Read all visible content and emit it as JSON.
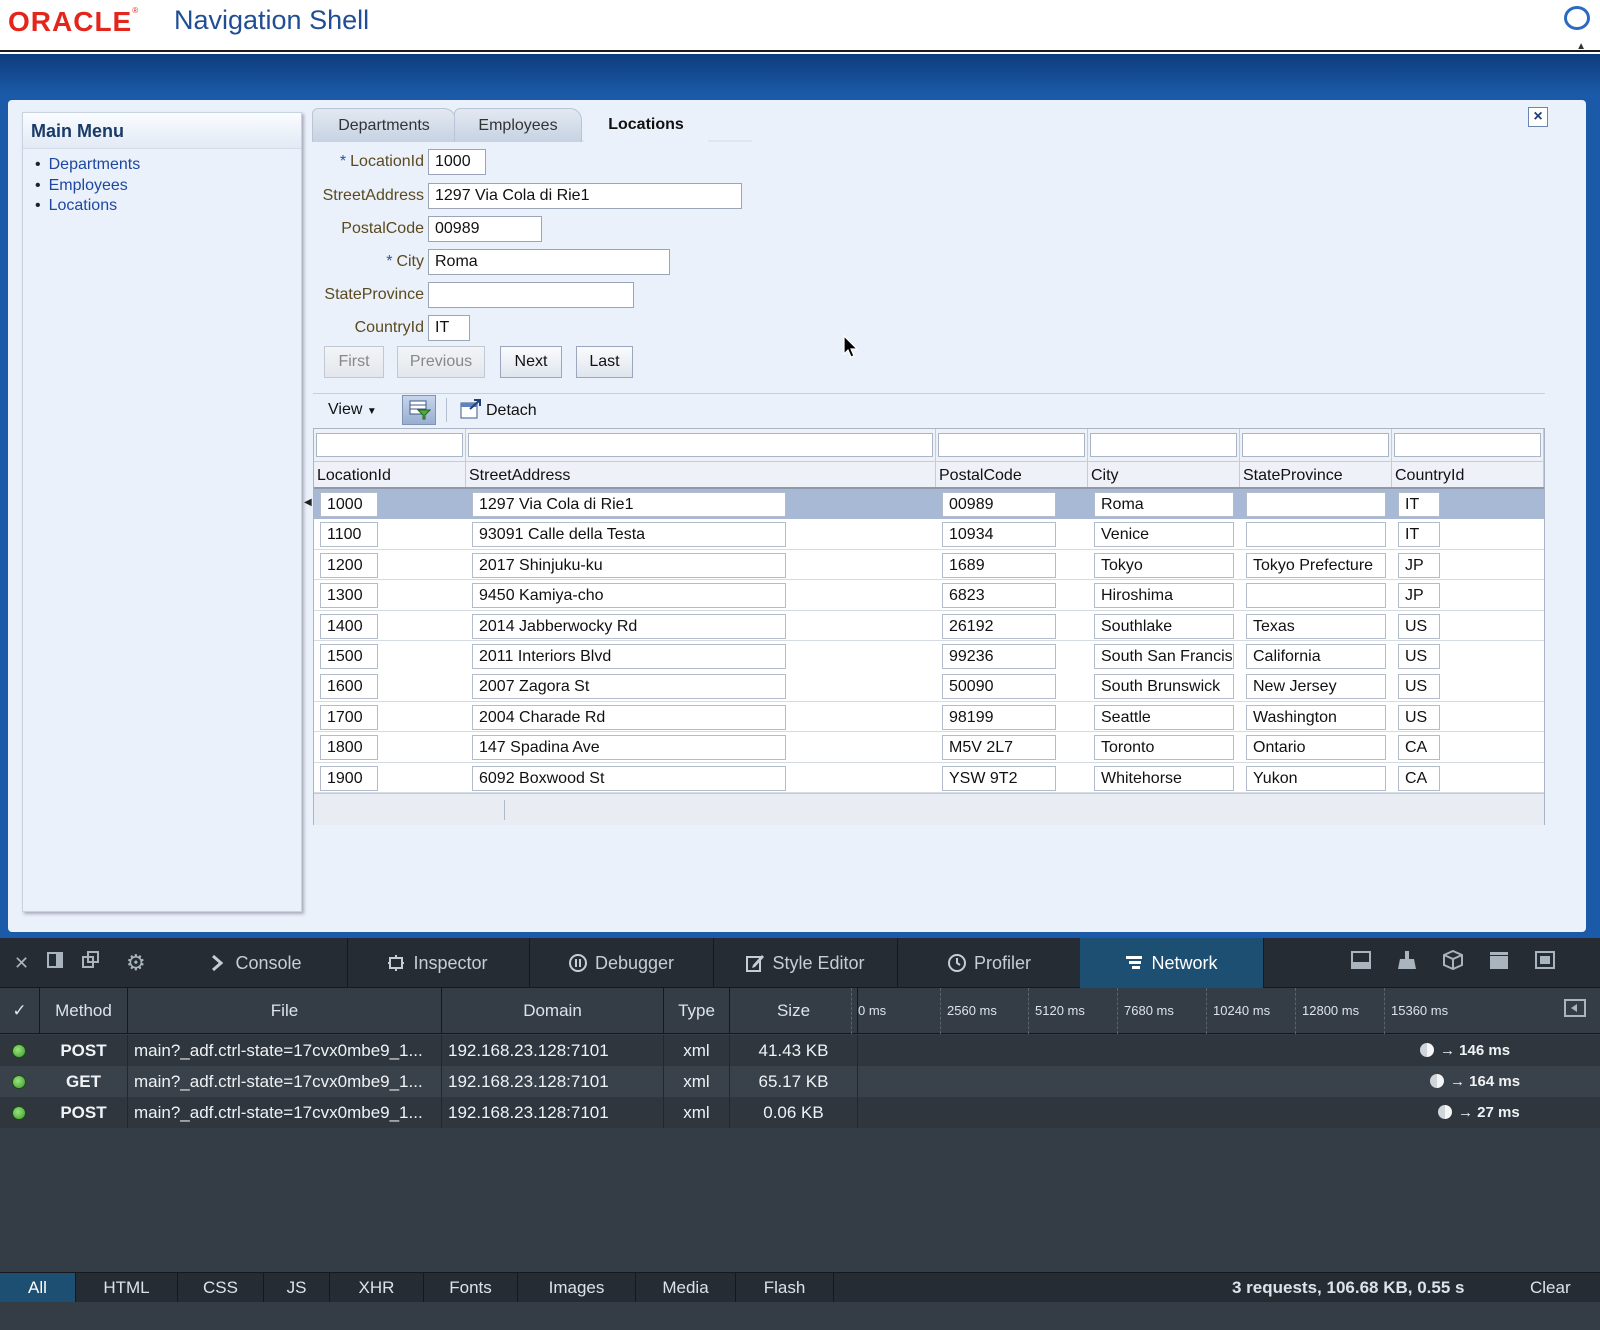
{
  "header": {
    "logo": "ORACLE",
    "title": "Navigation Shell"
  },
  "sidebar": {
    "title": "Main Menu",
    "items": [
      {
        "label": "Departments"
      },
      {
        "label": "Employees"
      },
      {
        "label": "Locations"
      }
    ]
  },
  "tabs": [
    {
      "label": "Departments",
      "active": false
    },
    {
      "label": "Employees",
      "active": false
    },
    {
      "label": "Locations",
      "active": true
    }
  ],
  "close_label": "×",
  "form": {
    "fields": [
      {
        "label": "LocationId",
        "required": true,
        "value": "1000"
      },
      {
        "label": "StreetAddress",
        "required": false,
        "value": "1297 Via Cola di Rie1"
      },
      {
        "label": "PostalCode",
        "required": false,
        "value": "00989"
      },
      {
        "label": "City",
        "required": true,
        "value": "Roma"
      },
      {
        "label": "StateProvince",
        "required": false,
        "value": ""
      },
      {
        "label": "CountryId",
        "required": false,
        "value": "IT"
      }
    ],
    "required_mark": "*",
    "buttons": {
      "first": "First",
      "previous": "Previous",
      "next": "Next",
      "last": "Last"
    }
  },
  "table_toolbar": {
    "view": "View",
    "detach": "Detach"
  },
  "table": {
    "columns": [
      "LocationId",
      "StreetAddress",
      "PostalCode",
      "City",
      "StateProvince",
      "CountryId"
    ],
    "rows": [
      [
        "1000",
        "1297 Via Cola di Rie1",
        "00989",
        "Roma",
        "",
        "IT"
      ],
      [
        "1100",
        "93091 Calle della Testa",
        "10934",
        "Venice",
        "",
        "IT"
      ],
      [
        "1200",
        "2017 Shinjuku-ku",
        "1689",
        "Tokyo",
        "Tokyo Prefecture",
        "JP"
      ],
      [
        "1300",
        "9450 Kamiya-cho",
        "6823",
        "Hiroshima",
        "",
        "JP"
      ],
      [
        "1400",
        "2014 Jabberwocky Rd",
        "26192",
        "Southlake",
        "Texas",
        "US"
      ],
      [
        "1500",
        "2011 Interiors Blvd",
        "99236",
        "South San Francisco",
        "California",
        "US"
      ],
      [
        "1600",
        "2007 Zagora St",
        "50090",
        "South Brunswick",
        "New Jersey",
        "US"
      ],
      [
        "1700",
        "2004 Charade Rd",
        "98199",
        "Seattle",
        "Washington",
        "US"
      ],
      [
        "1800",
        "147 Spadina Ave",
        "M5V 2L7",
        "Toronto",
        "Ontario",
        "CA"
      ],
      [
        "1900",
        "6092 Boxwood St",
        "YSW 9T2",
        "Whitehorse",
        "Yukon",
        "CA"
      ]
    ],
    "selected_row": 0
  },
  "devtools": {
    "tabs": [
      {
        "label": "Console",
        "icon": "chevron-right-icon"
      },
      {
        "label": "Inspector",
        "icon": "inspector-icon"
      },
      {
        "label": "Debugger",
        "icon": "pause-icon"
      },
      {
        "label": "Style Editor",
        "icon": "edit-icon"
      },
      {
        "label": "Profiler",
        "icon": "clock-icon"
      },
      {
        "label": "Network",
        "icon": "network-icon"
      }
    ],
    "active_tab": "Network",
    "network": {
      "check": "✓",
      "headers": {
        "method": "Method",
        "file": "File",
        "domain": "Domain",
        "type": "Type",
        "size": "Size"
      },
      "ticks": [
        "0 ms",
        "2560 ms",
        "5120 ms",
        "7680 ms",
        "10240 ms",
        "12800 ms",
        "15360 ms"
      ],
      "requests": [
        {
          "method": "POST",
          "file": "main?_adf.ctrl-state=17cvx0mbe9_1...",
          "domain": "192.168.23.128:7101",
          "type": "xml",
          "size": "41.43 KB",
          "timing": "→ 146 ms"
        },
        {
          "method": "GET",
          "file": "main?_adf.ctrl-state=17cvx0mbe9_1...",
          "domain": "192.168.23.128:7101",
          "type": "xml",
          "size": "65.17 KB",
          "timing": "→ 164 ms"
        },
        {
          "method": "POST",
          "file": "main?_adf.ctrl-state=17cvx0mbe9_1...",
          "domain": "192.168.23.128:7101",
          "type": "xml",
          "size": "0.06 KB",
          "timing": "→ 27 ms"
        }
      ],
      "filters": [
        "All",
        "HTML",
        "CSS",
        "JS",
        "XHR",
        "Fonts",
        "Images",
        "Media",
        "Flash"
      ],
      "active_filter": "All",
      "summary": "3 requests, 106.68 KB, 0.55 s",
      "clear": "Clear"
    }
  }
}
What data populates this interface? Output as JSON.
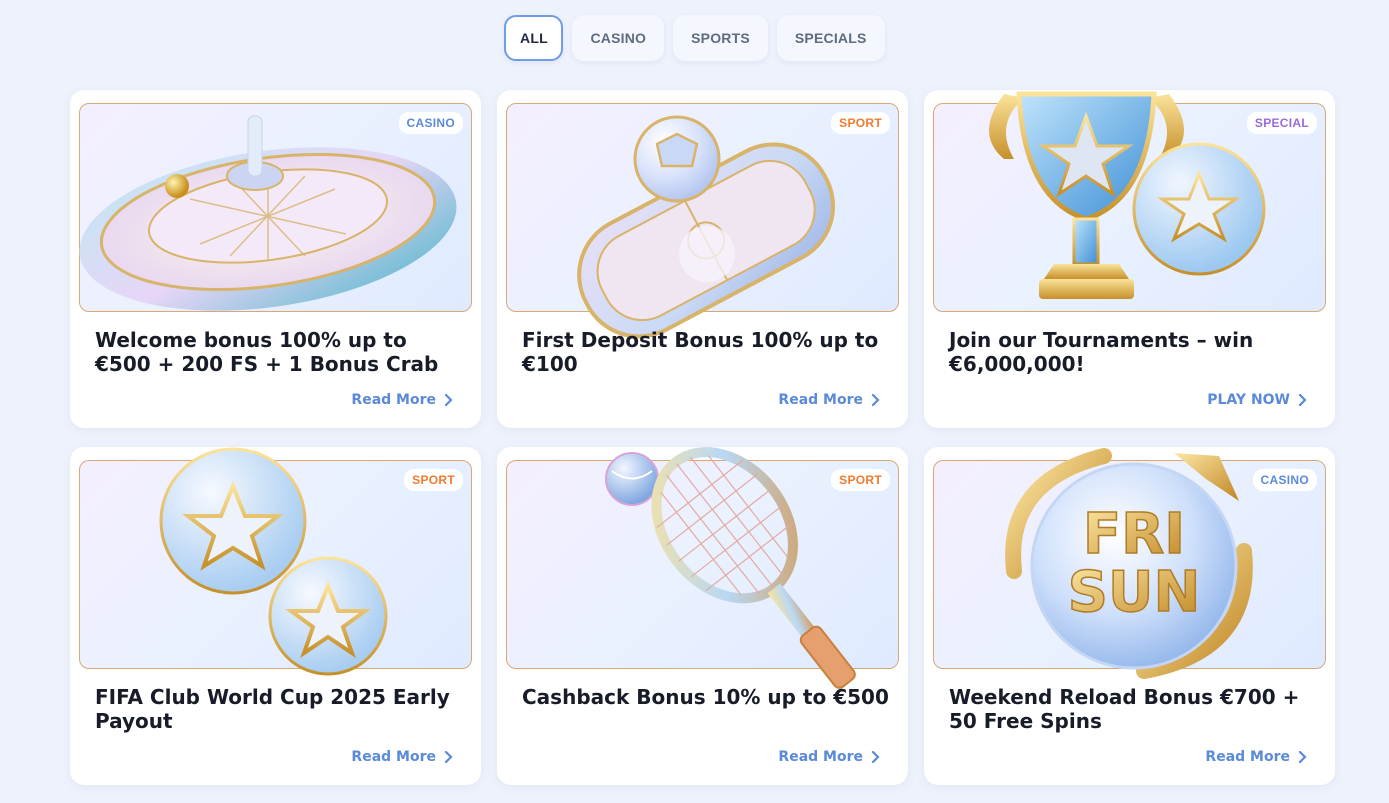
{
  "tabs": [
    {
      "label": "ALL"
    },
    {
      "label": "CASINO"
    },
    {
      "label": "SPORTS"
    },
    {
      "label": "SPECIALS"
    }
  ],
  "colors": {
    "casino_badge": "#5b8ad8",
    "sport_badge": "#f07b2f",
    "special_badge": "#9a6ad8",
    "link": "#5b8ad8"
  },
  "cards": [
    {
      "badge": "CASINO",
      "title": "Welcome bonus 100% up to €500 + 200 FS + 1 Bonus Crab",
      "link": "Read More",
      "image": "roulette-wheel"
    },
    {
      "badge": "SPORT",
      "title": "First Deposit Bonus 100% up to €100",
      "link": "Read More",
      "image": "football-pitch"
    },
    {
      "badge": "SPECIAL",
      "title": "Join our Tournaments – win €6,000,000!",
      "link": "PLAY NOW",
      "image": "trophy-and-ball"
    },
    {
      "badge": "SPORT",
      "title": "FIFA Club World Cup 2025 Early Payout",
      "link": "Read More",
      "image": "star-balls"
    },
    {
      "badge": "SPORT",
      "title": "Cashback Bonus 10% up to €500",
      "link": "Read More",
      "image": "tennis-racket"
    },
    {
      "badge": "CASINO",
      "title": "Weekend Reload Bonus €700 + 50 Free Spins",
      "link": "Read More",
      "image": "fri-sun-bubble"
    }
  ],
  "image_text": {
    "line1": "FRI",
    "line2": "SUN"
  }
}
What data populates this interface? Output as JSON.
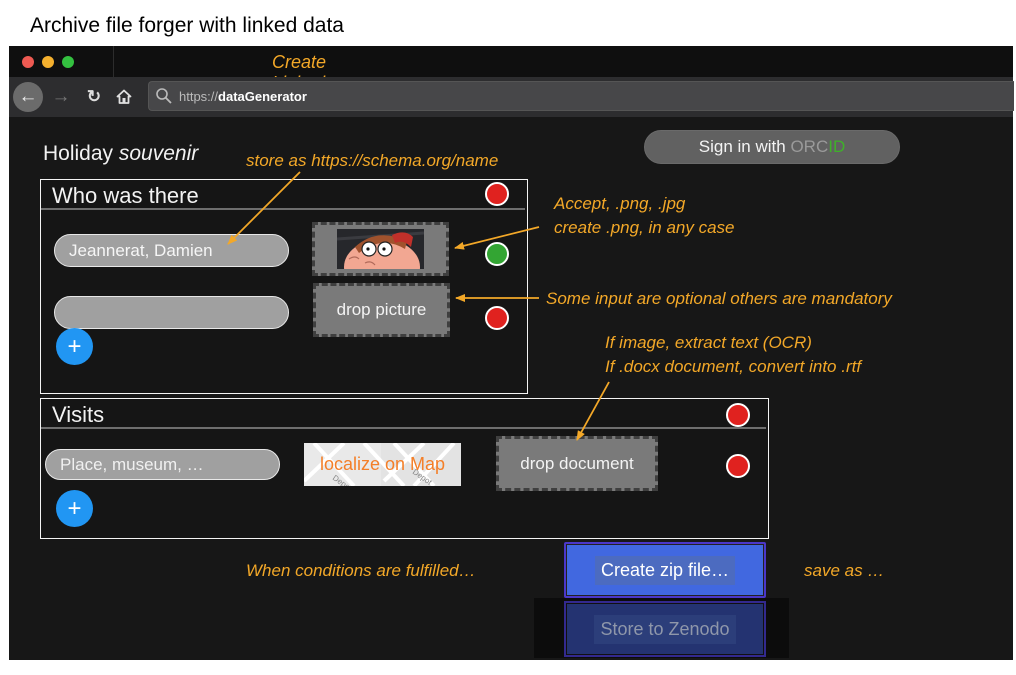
{
  "page": {
    "title": "Archive file forger with linked data"
  },
  "browser": {
    "tab_title": "Create Linked data",
    "url_prefix": "https://",
    "url_host": "dataGenerator",
    "icons": {
      "back": "←",
      "forward": "→",
      "reload": "↻",
      "home": "home-icon",
      "search": "search-icon"
    }
  },
  "app": {
    "title_plain": "Holiday ",
    "title_italic": "souvenir",
    "orcid_button": {
      "prefix": "Sign in with ",
      "orc": "ORC",
      "id": "ID"
    }
  },
  "sections": {
    "who": {
      "title": "Who was there",
      "status": "red",
      "rows": [
        {
          "name_value": "Jeannerat, Damien",
          "picture_state": "thumbnail",
          "status": "green"
        },
        {
          "name_value": "",
          "picture_label": "drop picture",
          "status": "red"
        }
      ],
      "add_label": "+"
    },
    "visits": {
      "title": "Visits",
      "status": "red",
      "rows": [
        {
          "place_placeholder": "Place, museum, …",
          "map_label": "localize on Map",
          "map_streets": [
            "Depot",
            "Depot"
          ],
          "document_label": "drop document",
          "status": "red"
        }
      ],
      "add_label": "+"
    }
  },
  "actions": {
    "create_zip": "Create zip file…",
    "store_zenodo": "Store to Zenodo"
  },
  "annotations": {
    "schema": "store as https://schema.org/name",
    "accept_line1": "Accept, .png, .jpg",
    "accept_line2": "create .png, in any case",
    "optional": "Some input are optional others are mandatory",
    "ocr_line1": "If image, extract text (OCR)",
    "ocr_line2": "If .docx document, convert into .rtf",
    "conditions": "When conditions are fulfilled…",
    "save_as": "save as …"
  },
  "colors": {
    "annotation": "#f3a828",
    "status_red": "#e0221f",
    "status_green": "#33a533",
    "add_button": "#2196f3",
    "zip_button": "#4168e0",
    "zenodo_button": "#243371",
    "orcid_green": "#3fb02a",
    "map_label": "#f47f28"
  }
}
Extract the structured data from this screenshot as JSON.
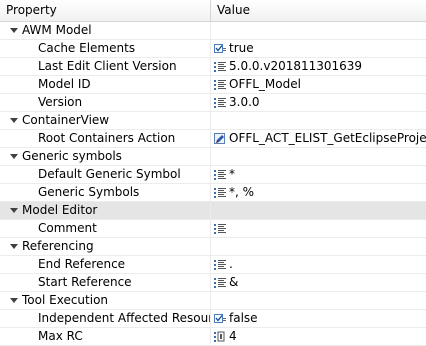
{
  "header": {
    "property": "Property",
    "value": "Value"
  },
  "rows": [
    {
      "kind": "cat",
      "label": "AWM Model"
    },
    {
      "kind": "prop",
      "label": "Cache Elements",
      "icon": "boolean-icon",
      "value": "true"
    },
    {
      "kind": "prop",
      "label": "Last Edit Client Version",
      "icon": "text-icon",
      "value": "5.0.0.v201811301639"
    },
    {
      "kind": "prop",
      "label": "Model ID",
      "icon": "text-icon",
      "value": "OFFL_Model"
    },
    {
      "kind": "prop",
      "label": "Version",
      "icon": "text-icon",
      "value": "3.0.0"
    },
    {
      "kind": "cat",
      "label": "ContainerView"
    },
    {
      "kind": "prop",
      "label": "Root Containers Action",
      "icon": "edit-icon",
      "value": "OFFL_ACT_ELIST_GetEclipseProjects"
    },
    {
      "kind": "cat",
      "label": "Generic symbols"
    },
    {
      "kind": "prop",
      "label": "Default Generic Symbol",
      "icon": "text-icon",
      "value": "*"
    },
    {
      "kind": "prop",
      "label": "Generic Symbols",
      "icon": "text-icon",
      "value": "*, %"
    },
    {
      "kind": "cat",
      "label": "Model Editor",
      "selected": true
    },
    {
      "kind": "prop",
      "label": "Comment",
      "icon": "text-icon",
      "value": ""
    },
    {
      "kind": "cat",
      "label": "Referencing"
    },
    {
      "kind": "prop",
      "label": "End Reference",
      "icon": "text-icon",
      "value": "."
    },
    {
      "kind": "prop",
      "label": "Start Reference",
      "icon": "text-icon",
      "value": "&"
    },
    {
      "kind": "cat",
      "label": "Tool Execution"
    },
    {
      "kind": "prop",
      "label": "Independent Affected Resource Cl",
      "icon": "boolean-icon",
      "value": "false"
    },
    {
      "kind": "prop",
      "label": "Max RC",
      "icon": "number-icon",
      "value": "4"
    }
  ]
}
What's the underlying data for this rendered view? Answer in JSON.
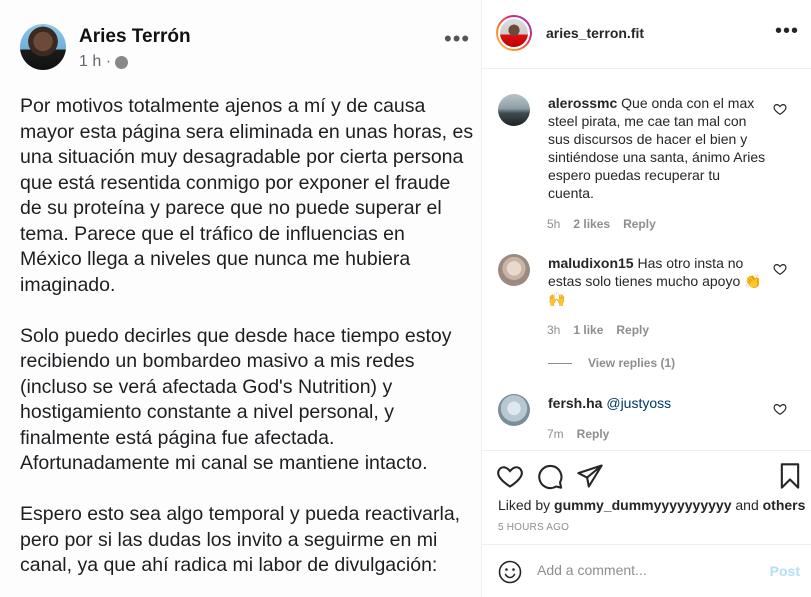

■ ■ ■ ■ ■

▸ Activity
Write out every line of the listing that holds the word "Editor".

▸ The answer
        "label": "Style Editor",
      "label": "Model Editor",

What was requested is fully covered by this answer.